Is the summer of “normal” over? What will this COVID fall look like.
The promise of a “normal” US economy this summer, which kicked off with the June revival of restaurants, air travel, and baseball games, is transforming into an uncertain fall of rising health and economic risks. Labor Day weekend, the traditional end of the US summer season, was pegged as the moment when the economy would finally transition out of the pandemic slump, with private-sector jobs and wages replacing unemployment benefits. Instead, the summer is closing with rising COVID-19 case counts, hospitals bulging with patients, and dark predictions.
Japan’s economy likely grew more than initially reported in the second quarter thanks to stronger business spending, a Reuters poll showed, though a resurgence of coronavirus infections is seen weighing on growth going forward. Revised gross domestic product (GDP) data is expected to show Japan’s economy grew an annualized 1.6% in April-June, more than a preliminary reading of 1.3% growth.
Britain’s economic recovery from the COVID-19 pandemic lost more momentum last month than originally estimated as staff shortages and supply chain issues weighed on companies in the country’s huge services sector, a survey showed on Friday. The IHS Markit/CIPS UK Services Purchasing Managers’ Index (PMI) fell to 55.0 in August, revised lower from a preliminary “flash” reading of 55.5, and down sharply from 59.6 in July.
There is less upside for Canada’s dollar over the coming year, according to analysts who are weighing the effect of a surprise contraction in the economy and signs of a cooler housing market on the Bank of Canada’s policy outlook, a Reuters poll showed. With about 68% of its population fully vaccinated against COVID-19, Canada’s economy could be positioned better than some others to cope with a fourth wave of the virus. Still, the economy surprisingly shrank in the second quarter, when lockdowns were in place, and likely had far less momentum than had been expected heading into the summer, data showed on Tuesday.
US job growth slowed more than expected in August amid a softening in demand for services and persistent worker shortages as COVID-19 infections soared, but the pace was enough to sustain the economic expansion. Nonfarm payrolls increased by 235,000 jobs last month after surging 1.053 million in July, the Labor Department said in its closely watched employment report on Friday. The unemployment rate fell to 5.2% from 5.4% in July. It has, however, been understated by people misclassifying themselves as being “employed but absent from work.”
|Exxon Mobil Corp. is tapping the US Strategic Petroleum Reserve to revive gasoline production in Louisiana after Hurricane Ida left much of the devastated state’s refining and oil production offline.|
|Apple will ease payment rules for certain apps like Netflix and Spotify, in a concession that will allow some media platforms to bypass fees the tech giant collects on in-app purchases.|
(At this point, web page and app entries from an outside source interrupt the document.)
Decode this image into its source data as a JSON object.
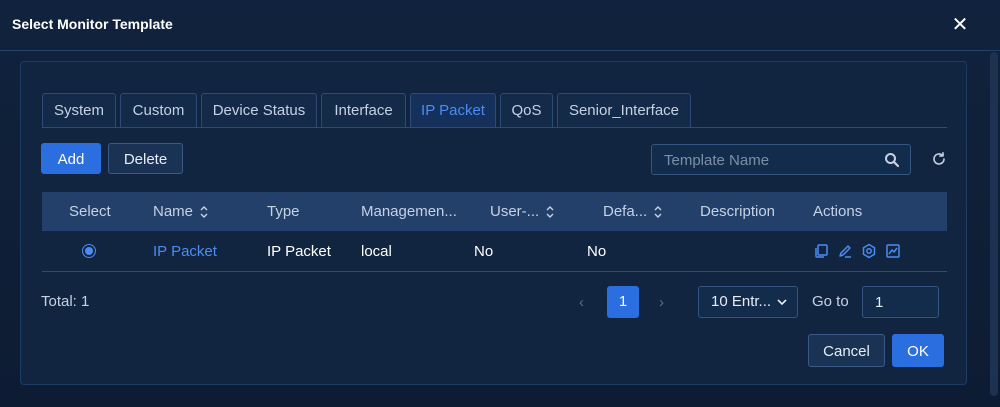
{
  "dialog": {
    "title": "Select Monitor Template"
  },
  "tabs": [
    {
      "label": "System",
      "active": false
    },
    {
      "label": "Custom",
      "active": false
    },
    {
      "label": "Device Status",
      "active": false
    },
    {
      "label": "Interface",
      "active": false
    },
    {
      "label": "IP Packet",
      "active": true
    },
    {
      "label": "QoS",
      "active": false
    },
    {
      "label": "Senior_Interface",
      "active": false
    }
  ],
  "toolbar": {
    "add_label": "Add",
    "delete_label": "Delete",
    "search_placeholder": "Template Name"
  },
  "table": {
    "columns": [
      "Select",
      "Name",
      "Type",
      "Managemen...",
      "User-...",
      "Defa...",
      "Description",
      "Actions"
    ],
    "rows": [
      {
        "selected": true,
        "name": "IP Packet",
        "type": "IP Packet",
        "management": "local",
        "user_defined": "No",
        "default": "No",
        "description": ""
      }
    ],
    "action_icons": [
      "copy-icon",
      "edit-icon",
      "settings-icon",
      "chart-icon"
    ]
  },
  "pagination": {
    "total": "Total: 1",
    "current_page": "1",
    "page_size": "10 Entr...",
    "goto_label": "Go to",
    "goto_value": "1"
  },
  "footer": {
    "cancel_label": "Cancel",
    "ok_label": "OK"
  },
  "colors": {
    "accent": "#2a6ee0",
    "link": "#4c8cf0",
    "background": "#0f2038",
    "header_row": "#22406a"
  }
}
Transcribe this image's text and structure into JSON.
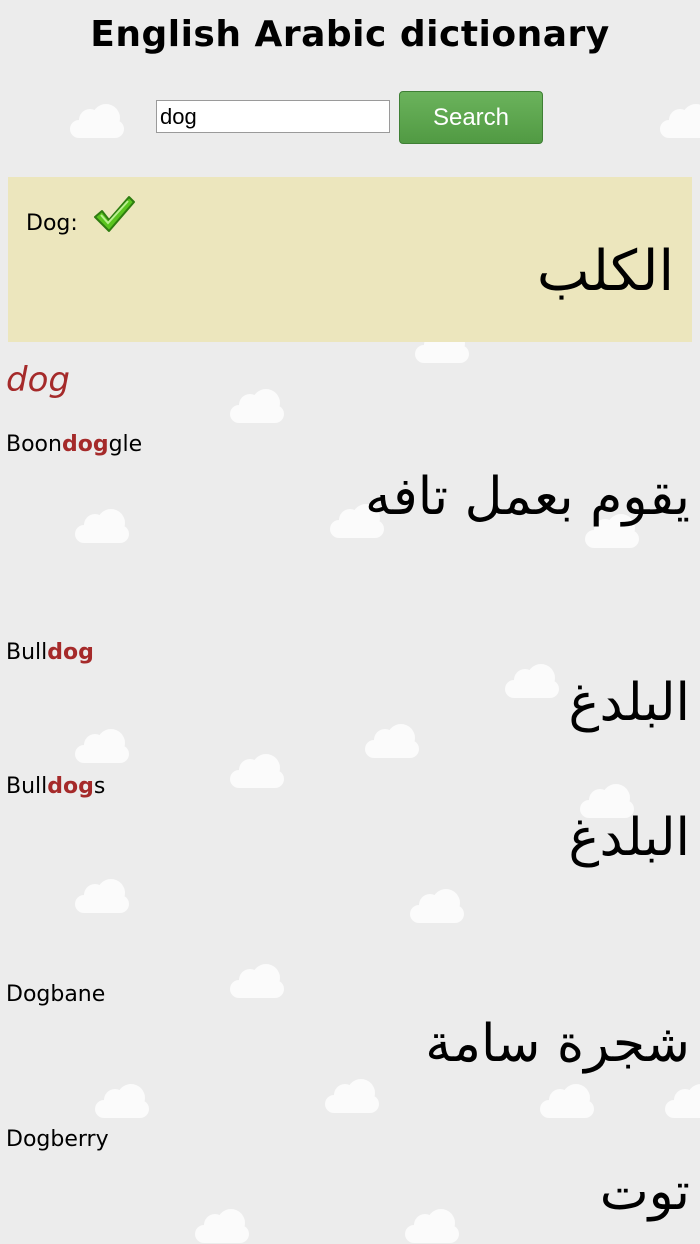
{
  "header": {
    "title": "English Arabic dictionary"
  },
  "search": {
    "value": "dog",
    "button_label": "Search"
  },
  "result": {
    "label": "Dog:",
    "arabic": "الكلب"
  },
  "query_heading": "dog",
  "entries": [
    {
      "pre": "Boon",
      "match": "dog",
      "post": "gle",
      "arabic": "يقوم بعمل تافه"
    },
    {
      "pre": "Bull",
      "match": "dog",
      "post": "",
      "arabic": "البلدغ"
    },
    {
      "pre": "Bull",
      "match": "dog",
      "post": "s",
      "arabic": "البلدغ"
    },
    {
      "pre": "Dogbane",
      "match": "",
      "post": "",
      "arabic": "شجرة سامة"
    },
    {
      "pre": "Dogberry",
      "match": "",
      "post": "",
      "arabic": "توت"
    }
  ]
}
|Alibaba stock tumbled in Hong Kong trading, with the company’s US-listed shares saw similar declines, as the Chinese internet giant confirmed Friday a large donation to social and economic programs in its home country.|